We’ve all committed sins, done many things for which we are not proud, some for which we still feel guilt and others we do not. We walk around with secrets that we try to bury within ourselves, act like they never really happened. No one really suspects we’ve done these wrongs to ourselves and others, but we know, don’t we.
In the last ‘Kim story’, I finally worked up the courage to tell Kim that I loved her. If you are new and would like to get up to speed, there is a Category named “Kim Saga”. Merely find the “Categories” somewhere on this page your are reading and then select this category. One of the things I immediately loved and was attracted to in Kim was her sense of adventure, her lust for life. You know the old adage about walking a mile in another person’s shoes? Well, at pretty much the same age, both of us had experienced life threatening events. I was hit by a school bus (read me) and she had open heart surgery. Yes, open heart surgery; way back in the early 60’s as a little girl, with a pioneer surgeon, it was a complete success. No doubt our own personal experiences played a major role in shaping our psyche and influencing our behaviors. Both of us are what I would describe as very determined and long term goal oriented. We are grateful for what we have and we recognize the beauty of life itself. We have a few sharp differences, but what we have in common is much stronger than our differences. Continue reading

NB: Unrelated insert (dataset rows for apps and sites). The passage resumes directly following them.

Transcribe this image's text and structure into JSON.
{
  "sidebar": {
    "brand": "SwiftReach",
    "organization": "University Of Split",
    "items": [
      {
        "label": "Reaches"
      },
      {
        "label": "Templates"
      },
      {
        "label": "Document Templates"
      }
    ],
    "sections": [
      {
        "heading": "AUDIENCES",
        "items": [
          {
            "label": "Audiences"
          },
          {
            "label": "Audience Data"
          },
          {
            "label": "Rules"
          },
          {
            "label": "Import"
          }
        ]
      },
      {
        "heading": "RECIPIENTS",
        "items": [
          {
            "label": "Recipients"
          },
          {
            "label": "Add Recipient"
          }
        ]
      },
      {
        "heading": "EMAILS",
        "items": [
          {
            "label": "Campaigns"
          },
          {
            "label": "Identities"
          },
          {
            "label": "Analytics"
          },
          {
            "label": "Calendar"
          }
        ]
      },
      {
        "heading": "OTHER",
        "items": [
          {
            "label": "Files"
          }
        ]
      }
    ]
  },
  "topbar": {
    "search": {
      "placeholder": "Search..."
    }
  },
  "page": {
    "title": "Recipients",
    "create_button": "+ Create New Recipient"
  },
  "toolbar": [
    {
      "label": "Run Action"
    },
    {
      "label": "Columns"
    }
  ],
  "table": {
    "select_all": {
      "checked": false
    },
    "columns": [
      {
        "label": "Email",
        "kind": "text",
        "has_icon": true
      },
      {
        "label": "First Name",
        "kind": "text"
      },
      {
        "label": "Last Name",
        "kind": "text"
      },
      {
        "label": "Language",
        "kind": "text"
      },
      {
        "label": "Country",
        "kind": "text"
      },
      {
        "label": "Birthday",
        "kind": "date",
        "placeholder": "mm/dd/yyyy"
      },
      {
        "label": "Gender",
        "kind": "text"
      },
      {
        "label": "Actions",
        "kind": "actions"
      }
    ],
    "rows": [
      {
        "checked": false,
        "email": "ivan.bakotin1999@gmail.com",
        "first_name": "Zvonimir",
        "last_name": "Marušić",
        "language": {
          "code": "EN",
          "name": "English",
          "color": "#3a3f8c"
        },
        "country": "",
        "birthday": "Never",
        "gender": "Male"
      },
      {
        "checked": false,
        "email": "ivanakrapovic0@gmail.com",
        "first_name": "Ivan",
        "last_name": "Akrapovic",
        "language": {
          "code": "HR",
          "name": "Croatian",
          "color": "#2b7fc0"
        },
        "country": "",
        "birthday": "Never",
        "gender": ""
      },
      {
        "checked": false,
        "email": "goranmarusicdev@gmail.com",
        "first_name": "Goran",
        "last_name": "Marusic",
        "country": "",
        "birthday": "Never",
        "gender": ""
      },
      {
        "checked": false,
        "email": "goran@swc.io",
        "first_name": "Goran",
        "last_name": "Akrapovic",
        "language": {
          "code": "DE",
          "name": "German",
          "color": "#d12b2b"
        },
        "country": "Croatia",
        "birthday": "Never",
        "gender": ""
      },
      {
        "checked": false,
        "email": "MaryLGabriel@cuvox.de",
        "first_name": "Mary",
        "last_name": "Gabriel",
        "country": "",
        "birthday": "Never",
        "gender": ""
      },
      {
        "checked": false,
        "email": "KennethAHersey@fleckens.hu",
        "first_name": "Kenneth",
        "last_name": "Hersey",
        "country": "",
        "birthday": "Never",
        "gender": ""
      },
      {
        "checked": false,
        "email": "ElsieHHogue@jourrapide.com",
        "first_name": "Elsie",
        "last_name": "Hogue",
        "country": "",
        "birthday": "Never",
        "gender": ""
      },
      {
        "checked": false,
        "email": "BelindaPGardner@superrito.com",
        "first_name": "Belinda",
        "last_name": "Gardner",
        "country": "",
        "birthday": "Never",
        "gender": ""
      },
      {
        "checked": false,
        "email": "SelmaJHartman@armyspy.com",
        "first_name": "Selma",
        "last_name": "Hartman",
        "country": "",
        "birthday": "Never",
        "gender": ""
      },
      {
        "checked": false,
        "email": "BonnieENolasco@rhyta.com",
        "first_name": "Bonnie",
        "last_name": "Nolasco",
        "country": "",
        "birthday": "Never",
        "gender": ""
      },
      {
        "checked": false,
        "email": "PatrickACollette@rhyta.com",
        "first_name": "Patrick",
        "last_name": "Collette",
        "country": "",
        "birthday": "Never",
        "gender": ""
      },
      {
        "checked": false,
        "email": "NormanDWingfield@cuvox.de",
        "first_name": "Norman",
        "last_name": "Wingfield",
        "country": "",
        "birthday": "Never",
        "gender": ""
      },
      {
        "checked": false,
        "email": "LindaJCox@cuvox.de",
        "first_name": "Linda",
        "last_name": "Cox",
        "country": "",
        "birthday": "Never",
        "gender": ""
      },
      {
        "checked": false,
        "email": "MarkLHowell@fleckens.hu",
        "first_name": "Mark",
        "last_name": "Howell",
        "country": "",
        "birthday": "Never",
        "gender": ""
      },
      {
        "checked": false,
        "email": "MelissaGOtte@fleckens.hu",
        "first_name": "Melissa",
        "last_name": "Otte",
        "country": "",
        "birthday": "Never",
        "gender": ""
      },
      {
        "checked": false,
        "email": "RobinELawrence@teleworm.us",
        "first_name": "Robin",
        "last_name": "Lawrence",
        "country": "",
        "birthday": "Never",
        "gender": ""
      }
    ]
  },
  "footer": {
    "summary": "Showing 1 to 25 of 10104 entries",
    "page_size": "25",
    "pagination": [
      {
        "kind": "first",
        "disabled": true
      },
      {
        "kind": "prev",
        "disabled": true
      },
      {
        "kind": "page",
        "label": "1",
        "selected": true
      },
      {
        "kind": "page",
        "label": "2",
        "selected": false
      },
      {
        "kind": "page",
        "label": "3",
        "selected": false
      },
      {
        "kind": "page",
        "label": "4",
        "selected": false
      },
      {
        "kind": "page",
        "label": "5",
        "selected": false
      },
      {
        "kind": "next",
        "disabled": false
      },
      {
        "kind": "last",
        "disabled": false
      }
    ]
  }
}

I gave it some serious thought and came to the conclusion that it’s connected to a vivid childhood memory of love lost. My summer girlfriend of 1971 when I was 13 was Diane Mathews. In hindsight, Diane was my first ‘long-term relationship’. Diane was a year older than I and attended St. Peters Catholic school, whereas I attended public schools. She was cool and she was a good athlete. She became the mold for my perfect woman, the one who I eventually fell in love with and married. Continue reading
There’s a great ’89 SNL skit featuring Jan Hooks and Alec Baldwin, set in a diner. Two geeks sitting up at the diner bar were regulars. They had no chance with any of the waitresses, but loved to come on a regular basis, not only because the food was good, but also because the waitresses were nice to these poor saps. This was me and 3 other paperboys in 1971 in a corner drug store in Hamilton, Ohio. (here’s the transcript for that skit) Continue reading
I must have been 15 years old at the time of this event I’m sharing. A guy named Randy was 16 and Randy was popular for many reasons, one being that he was the oldest kid in our particular age group…and had access to one something we all desired as blossoming teenagers. No, I’m not talking about Playboy magazines – I’m talking about a car! This was no average vehicle. No, it was the one and only Ralph Nader Death Machine, the Chevrolet Corvair, affectionately referred to us as “The Pic Mobile”. It belonged to Randy’s dad, but was the primary transportation for Randy, (known to us all in the neighborhood as Pic – short for Pickle). Continue reading